Exercise inputs>
=-=-=-=-=

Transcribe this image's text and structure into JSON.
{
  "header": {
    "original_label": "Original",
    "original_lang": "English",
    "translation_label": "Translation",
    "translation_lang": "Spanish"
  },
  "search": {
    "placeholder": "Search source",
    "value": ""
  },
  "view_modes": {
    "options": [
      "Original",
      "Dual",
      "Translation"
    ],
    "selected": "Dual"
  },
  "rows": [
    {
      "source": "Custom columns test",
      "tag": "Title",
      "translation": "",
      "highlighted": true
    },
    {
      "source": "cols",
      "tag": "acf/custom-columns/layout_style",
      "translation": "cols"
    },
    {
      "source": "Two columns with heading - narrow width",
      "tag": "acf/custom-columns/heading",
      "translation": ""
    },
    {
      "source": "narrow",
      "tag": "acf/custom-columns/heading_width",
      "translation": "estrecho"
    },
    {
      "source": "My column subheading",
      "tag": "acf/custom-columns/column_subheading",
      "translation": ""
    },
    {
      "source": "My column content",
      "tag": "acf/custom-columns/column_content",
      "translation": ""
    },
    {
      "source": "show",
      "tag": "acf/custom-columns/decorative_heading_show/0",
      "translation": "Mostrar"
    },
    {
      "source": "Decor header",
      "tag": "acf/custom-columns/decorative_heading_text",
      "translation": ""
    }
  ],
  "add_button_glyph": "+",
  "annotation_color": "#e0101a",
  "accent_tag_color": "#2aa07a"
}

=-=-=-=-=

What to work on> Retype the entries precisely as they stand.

Response to this task>
Transcribe this image's text and structure into JSON.
{
  "header": {
    "original_label": "Original",
    "original_lang": "English",
    "translation_label": "Translation",
    "translation_lang": "Spanish"
  },
  "search": {
    "placeholder": "Search source",
    "value": ""
  },
  "view_modes": {
    "options": [
      "Original",
      "Dual",
      "Translation"
    ],
    "selected": "Dual"
  },
  "rows": [
    {
      "source": "Custom columns test",
      "tag": "Title",
      "translation": "",
      "highlighted": true
    },
    {
      "source": "cols",
      "tag": "acf/custom-columns/layout_style",
      "translation": "cols"
    },
    {
      "source": "Two columns with heading - narrow width",
      "tag": "acf/custom-columns/heading",
      "translation": ""
    },
    {
      "source": "narrow",
      "tag": "acf/custom-columns/heading_width",
      "translation": "estrecho"
    },
    {
      "source": "My column subheading",
      "tag": "acf/custom-columns/column_subheading",
      "translation": ""
    },
    {
      "source": "My column content",
      "tag": "acf/custom-columns/column_content",
      "translation": ""
    },
    {
      "source": "show",
      "tag": "acf/custom-columns/decorative_heading_show/0",
      "translation": "Mostrar"
    },
    {
      "source": "Decor header",
      "tag": "acf/custom-columns/decorative_heading_text",
      "translation": ""
    }
  ],
  "add_button_glyph": "+",
  "annotation_color": "#e0101a",
  "accent_tag_color": "#2aa07a"
}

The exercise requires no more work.